"I lost to him in the mixed team event and I wanted to come back in the individual event. It's not easy mentally," he said.
"In one week I played him two times in the final. The first time I lost and the second time is the final in the individual. I think mentally I was very, very strong.
"I just came out and I forgot the team event and just focused."
Chong Wei, who arrived in Australia with a 4-0 career record against Srikanth, said he never even thought about the 10-year age gap between him and his Indian rival.
"It's only a number, right," he shrugged. "I just forget my age."
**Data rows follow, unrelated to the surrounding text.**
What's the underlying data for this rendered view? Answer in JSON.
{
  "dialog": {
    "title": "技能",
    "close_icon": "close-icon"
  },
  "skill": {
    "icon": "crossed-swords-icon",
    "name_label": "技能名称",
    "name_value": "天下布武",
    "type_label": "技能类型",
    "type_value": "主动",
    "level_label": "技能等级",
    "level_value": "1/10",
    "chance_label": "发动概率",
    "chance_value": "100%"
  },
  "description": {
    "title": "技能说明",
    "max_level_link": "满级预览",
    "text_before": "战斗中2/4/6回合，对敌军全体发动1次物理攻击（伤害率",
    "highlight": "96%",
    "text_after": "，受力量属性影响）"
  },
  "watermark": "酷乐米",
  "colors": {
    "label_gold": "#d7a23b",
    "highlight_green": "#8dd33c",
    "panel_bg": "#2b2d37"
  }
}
Long Malaysia's number one sportsman, Chong Wei has never topped the podium at the Olympics or world championships with a career tally of seven silver medals in major championships.
His victory on Sunday takes his gold medal tally at the Commonwealth Games to five, including team titles in 2006 and 2010.
"This is one of my most memorable achievements because this will be my last Commonwealth Games," Chong Wei added.
"I know how important this gold medal is for Malaysia. I won this for the whole Malaysian badminton team."
There was also Malaysian success in the women's doubles with Mei Kuan Chow and Vivian Hoo taking gold with a 21-12 21-12 victory over England's Lauren Smith and Sarah Walker.
(Reporting by Nick Mulvenney, editing by Amlan Chakraborty)